+ Videos gRxrZU gRxrZU 8hzBY 8hzBY
+ The Trouble With Diversity: How We Learned to Love Identity and Ignore Inequality
+ Diversity Capabilities and Disabilities Socio-Economic Backgrounds Sexual Orientation Age Gender Race Religion
+ Diversity works in effort to change the culture of an organization It establishes a sense of identity “At bottom every man knows well enough that he is a unique being, only once on this earth; and by no extraordinary chance will such a marvelously picturesque piece of diversity in unity as he is, ever be put together a second time.” - Friedrich Nietsche
+ Affirmative Action Originally used in Executive Order No , when John F. Kennedy signed the legal directives in It initially stated that federal contractors are required to “take affirmative action to ensure that applicants are employed, and that employees are treated during employment, without regard to their race, creed, color, or national origin.” Rooted from discrimination-related issues In 1978, the Supreme Court case, Regents of University of California v. Bakke, ruled that the use of racial “quotas” was unconstitutional. Hence, making affirmative action constitutional
+ Regents of University of California v. Bakke In 1978, the Supreme Court case, Regents of University of California v. Bakke, ruled that the use of racial “quotas” was unconstitutional.

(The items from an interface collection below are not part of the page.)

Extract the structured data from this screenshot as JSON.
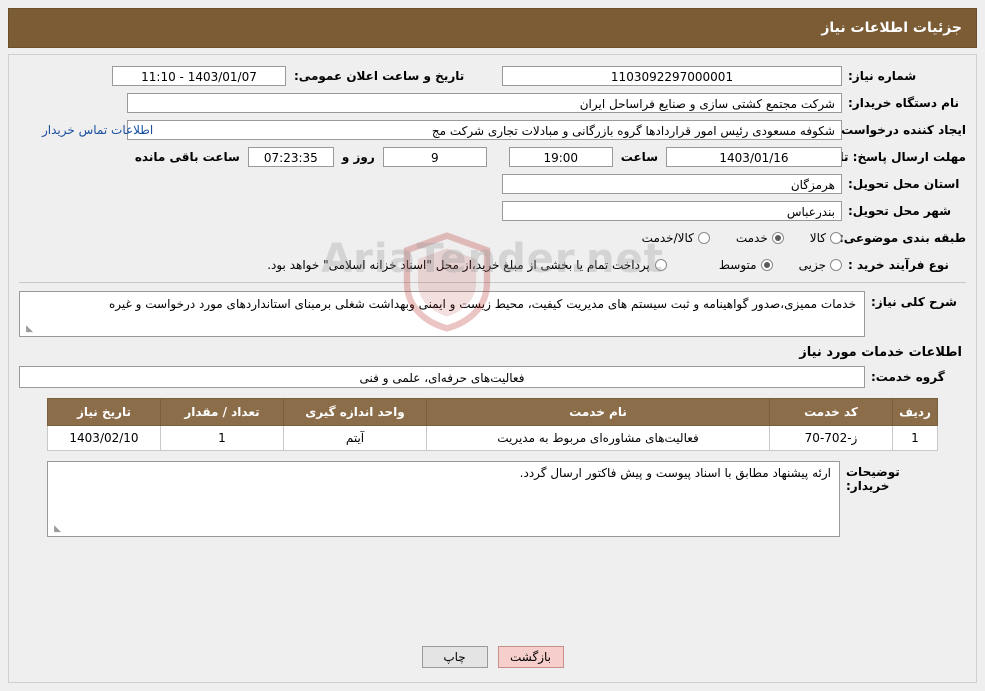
{
  "header": {
    "title": "جزئیات اطلاعات نیاز"
  },
  "fields": {
    "need_number_label": "شماره نیاز:",
    "need_number_value": "1103092297000001",
    "announce_datetime_label": "تاریخ و ساعت اعلان عمومی:",
    "announce_datetime_value": "1403/01/07 - 11:10",
    "buyer_org_label": "نام دستگاه خریدار:",
    "buyer_org_value": "شرکت مجتمع کشتی سازی و صنایع فراساحل ایران",
    "requester_label": "ایجاد کننده درخواست:",
    "requester_value": "شکوفه مسعودی رئیس امور قراردادها گروه بازرگانی و مبادلات تجاری شرکت مج",
    "contact_link": "اطلاعات تماس خریدار",
    "deadline_label": "مهلت ارسال پاسخ: تا تاریخ:",
    "deadline_date": "1403/01/16",
    "hour_label": "ساعت",
    "deadline_time": "19:00",
    "days_value": "9",
    "days_label": "روز و",
    "remaining_time": "07:23:35",
    "remaining_label": "ساعت باقی مانده",
    "province_label": "استان محل تحویل:",
    "province_value": "هرمزگان",
    "city_label": "شهر محل تحویل:",
    "city_value": "بندرعباس",
    "category_label": "طبقه بندی موضوعی:",
    "category_options": [
      "کالا",
      "خدمت",
      "کالا/خدمت"
    ],
    "category_selected": "خدمت",
    "process_label": "نوع فرآیند خرید :",
    "process_options": [
      "جزیی",
      "متوسط"
    ],
    "process_selected": "متوسط",
    "process_note": "پرداخت تمام یا بخشی از مبلغ خرید،از محل \"اسناد خزانه اسلامی\" خواهد بود."
  },
  "description": {
    "label": "شرح کلی نیاز:",
    "text": "خدمات ممیزی،صدور گواهینامه و ثبت سیستم های مدیریت کیفیت، محیط زیست و ایمنی وبهداشت شغلی برمبنای استانداردهای مورد درخواست و غیره"
  },
  "services_section": {
    "title": "اطلاعات خدمات مورد نیاز",
    "group_label": "گروه خدمت:",
    "group_value": "فعالیت‌های حرفه‌ای، علمی و فنی"
  },
  "table": {
    "columns": [
      "ردیف",
      "کد خدمت",
      "نام خدمت",
      "واحد اندازه گیری",
      "تعداد / مقدار",
      "تاریخ نیاز"
    ],
    "rows": [
      {
        "row": "1",
        "code": "ز-702-70",
        "name": "فعالیت‌های مشاوره‌ای مربوط به مدیریت",
        "unit": "آیتم",
        "qty": "1",
        "date": "1403/02/10"
      }
    ]
  },
  "buyer_note": {
    "label": "توضیحات خریدار:",
    "text": "ارئه پیشنهاد مطابق با اسناد پیوست و پیش فاکتور ارسال گردد."
  },
  "buttons": {
    "print": "چاپ",
    "back": "بازگشت"
  },
  "watermark": {
    "text": "AriaTender.net"
  }
}
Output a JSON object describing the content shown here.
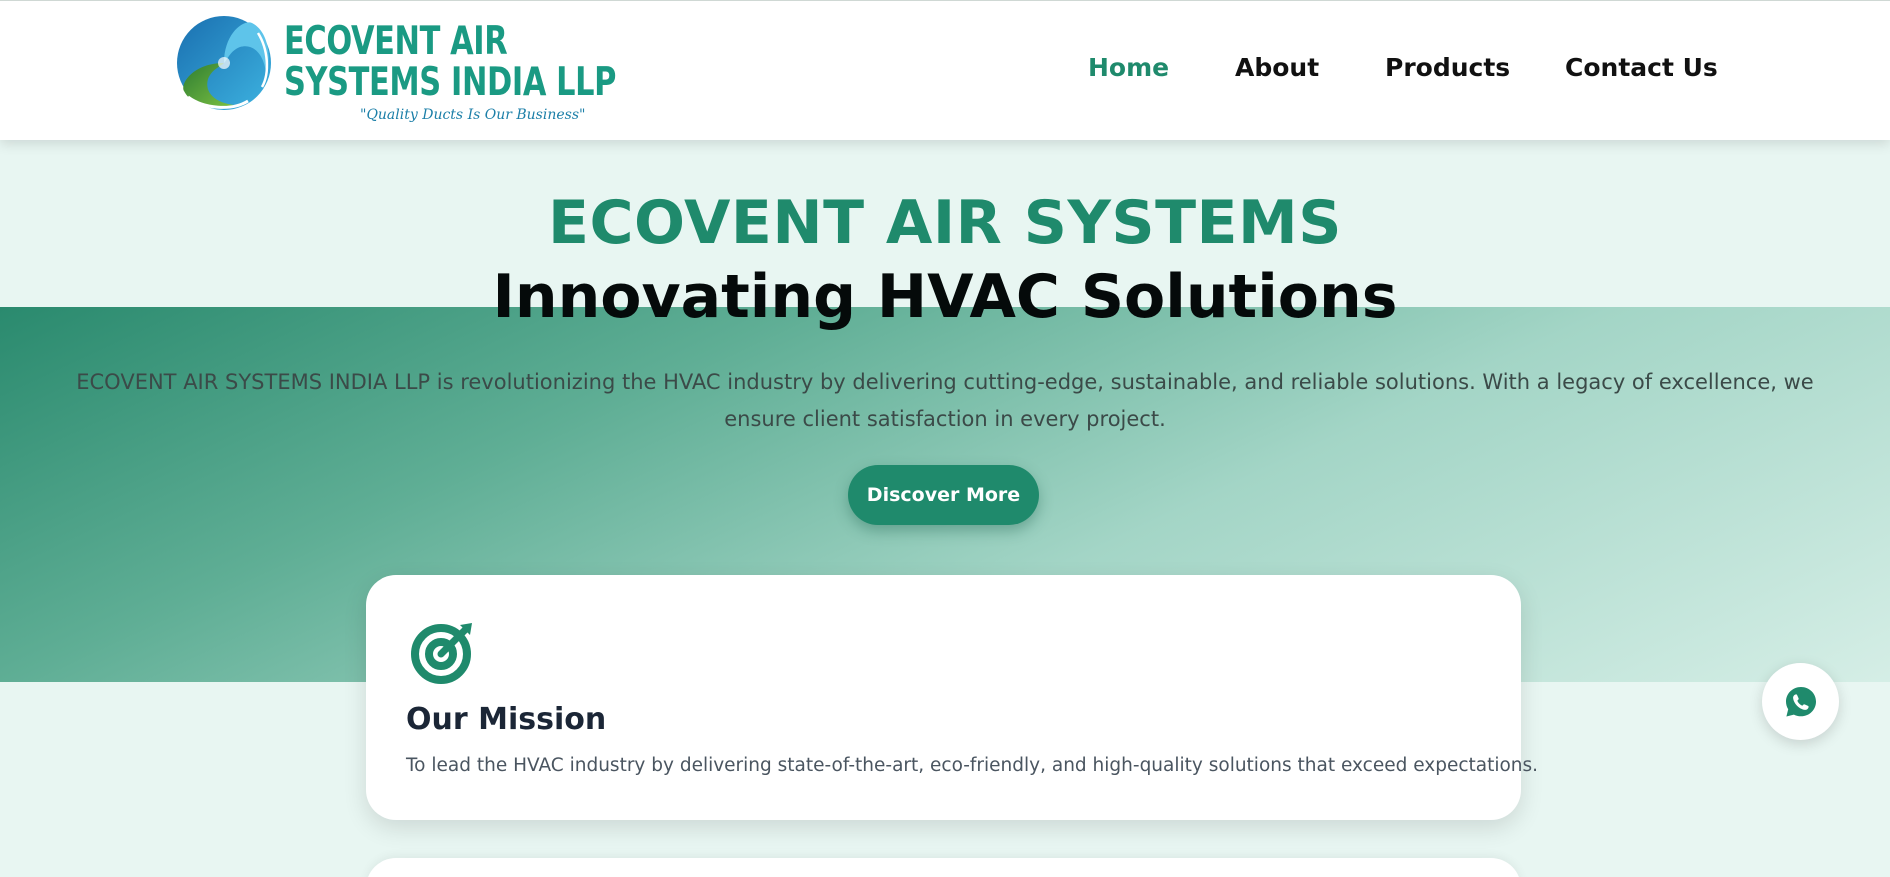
{
  "brand": {
    "name_line1": "ECOVENT AIR",
    "name_line2": "SYSTEMS INDIA LLP",
    "tagline": "\"Quality Ducts Is Our Business\"",
    "colors": {
      "primary": "#1f8a6c",
      "logo_text": "#1a9a83",
      "tagline": "#1c7fa8"
    }
  },
  "nav": {
    "items": [
      {
        "label": "Home",
        "active": true
      },
      {
        "label": "About",
        "active": false
      },
      {
        "label": "Products",
        "active": false
      },
      {
        "label": "Contact Us",
        "active": false
      }
    ]
  },
  "hero": {
    "title": "ECOVENT AIR SYSTEMS",
    "subtitle": "Innovating HVAC Solutions",
    "description": "ECOVENT AIR SYSTEMS INDIA LLP is revolutionizing the HVAC industry by delivering cutting-edge, sustainable, and reliable solutions. With a legacy of excellence, we ensure client satisfaction in every project.",
    "cta_label": "Discover More"
  },
  "mission": {
    "icon": "target-icon",
    "title": "Our Mission",
    "text": "To lead the HVAC industry by delivering state-of-the-art, eco-friendly, and high-quality solutions that exceed expectations."
  },
  "floating": {
    "icon": "whatsapp-icon"
  }
}
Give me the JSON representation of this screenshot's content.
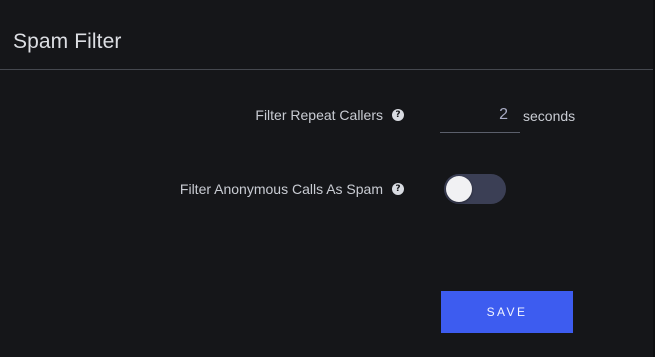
{
  "page": {
    "title": "Spam Filter"
  },
  "settings": {
    "repeat_callers": {
      "label": "Filter Repeat Callers",
      "help_icon": "question-circle-icon",
      "value": "2",
      "unit": "seconds"
    },
    "anonymous_calls": {
      "label": "Filter Anonymous Calls As Spam",
      "help_icon": "question-circle-icon",
      "enabled": false
    }
  },
  "actions": {
    "save_label": "SAVE"
  },
  "colors": {
    "background": "#151619",
    "accent": "#3d5cf0",
    "toggle_track": "#3b3f55"
  }
}
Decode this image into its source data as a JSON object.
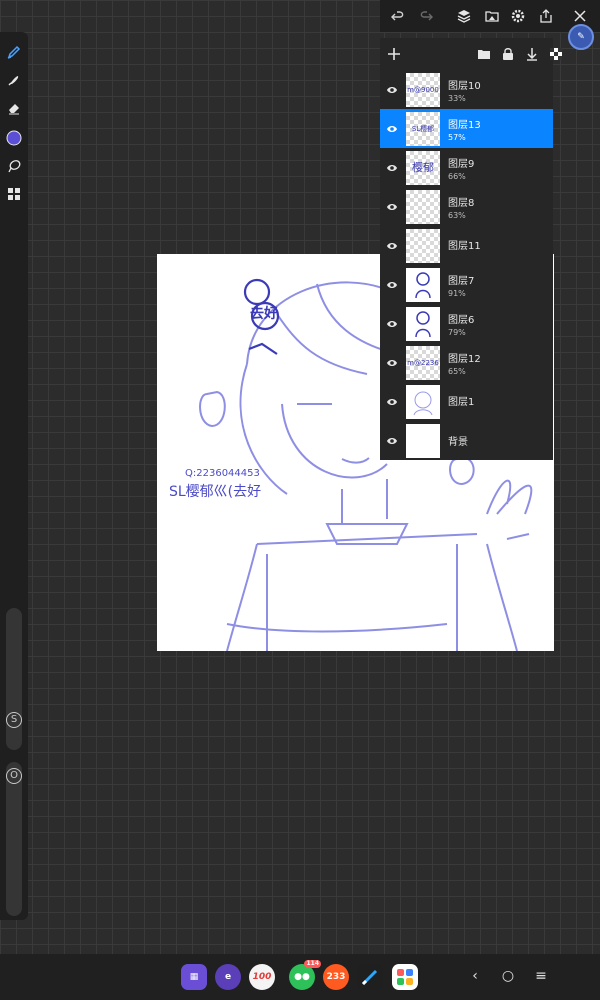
{
  "colors": {
    "accent": "#0a84ff",
    "brush_color": "#5b4fd6",
    "sketch": "#5a5ad6"
  },
  "left_toolbar": {
    "tools": [
      "brush-icon",
      "smudge-icon",
      "eraser-icon",
      "color-swatch",
      "lasso-icon",
      "gallery-icon"
    ],
    "size_label": "S",
    "opacity_label": "O"
  },
  "top_toolbar": {
    "buttons": [
      "undo-icon",
      "redo-icon",
      "layers-icon",
      "import-image-icon",
      "settings-icon",
      "share-icon",
      "close-icon"
    ]
  },
  "layers_panel": {
    "header_buttons": [
      "add-layer-icon",
      "folder-icon",
      "lock-icon",
      "merge-down-icon",
      "transparency-icon",
      "settings-icon"
    ],
    "layers": [
      {
        "name": "图层10",
        "opacity": "33%",
        "thumb_text": "m@9000"
      },
      {
        "name": "图层13",
        "opacity": "57%",
        "thumb_text": "SL樱郁"
      },
      {
        "name": "图层9",
        "opacity": "66%",
        "thumb_text": "樱郁"
      },
      {
        "name": "图层8",
        "opacity": "63%",
        "thumb_text": ""
      },
      {
        "name": "图层11",
        "opacity": "",
        "thumb_text": ""
      },
      {
        "name": "图层7",
        "opacity": "91%",
        "thumb_text": ""
      },
      {
        "name": "图层6",
        "opacity": "79%",
        "thumb_text": ""
      },
      {
        "name": "图层12",
        "opacity": "65%",
        "thumb_text": "m@2236"
      },
      {
        "name": "图层1",
        "opacity": "",
        "thumb_text": ""
      },
      {
        "name": "背景",
        "opacity": "",
        "thumb_text": ""
      }
    ],
    "selected_index": 1
  },
  "canvas": {
    "signature_line1": "Q:2236044453",
    "signature_line2": "SL樱郁巛(去好",
    "stamp_text": "去好"
  },
  "dock": {
    "apps": [
      "calculator-app",
      "browser-app",
      "100-app",
      "wechat-app",
      "bilibili-233-app",
      "drawing-app",
      "app-drawer"
    ],
    "app_100_label": "100",
    "app_233_label": "233",
    "wechat_badge": "114",
    "nav": {
      "back": "‹",
      "home": "○",
      "menu": "≡"
    }
  }
}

Hence, making affirmative action constitutional The case focused on the admission process of UC Davis’s Medical School, and their inflexible admissions quota. After being denied admissions twice, Allan Bakke, a white applicant with notably higher MCAT scores and GPA than the other admitted applicants, sued the university.
+ Wealth Inequality Also known as the “wealth gap” In 2008, the nation’s economy tanked, which lead to a great disparity between the rich and the poor Today, the richest 1% own over 35% of the nations wealth; leaving 65% of the nation’s wealth to be distributed among the remaining 99%. As the economy tripled, the middle-class slowly disappeared.
+ Diversity vs. Affirmative Action Often confused concepts Both deal with issues related to discrimination Affirmative action and diversity has distinct objectives and origins, but they are complementary in function.
+ Discussion Questions #1 What, for Walter Benn Michaels, is the real issue that American society needs to confront? How, for him, does defining diversity in terms of a celebration of difference, especially ethnic difference, percent Americans form both seeing the real issue and doing anything about it? In what ways does our society’s focus on ethnic and cultural diversity necessarily perpetuate racism and biological essentialism (paragraph 10)?
+ Discussion Questions #2 What and how are these issues relevant to discussions of diversity on campus in general? On the campus you attend?
+ Discussion Questions #3 Later in this introduction, Michaels, a liberal, points out ways in which both conservatives and liberals in American public life, first, focus on racial or ethnic differences rather than issues of social inequality and, second, benefit from doing so. In a 2004 essay, “ Diversity’s False Solace,” he notes: We like policies like affirmative action not so much because they solve the problem of racism but because they tell us that racism is the problem we need to solve…. It’s not surprising that universities of the upper middle class should want their students to feel comfortable [as affirmative action programs enable and encourage them to do]. What is surprising is that diversity should have become the hallmark of liberalism. Analyze the argument made in this paragraph as a Toulmin Argument.
+ Discussion Questions #4 How could you characterize Michael’s argument? In what ways is it an argument of fact? A definitional argument? An evaluative argument? A casual argument? A proposal? (For a discussion of these kind of arguments, see Chapters 8-12)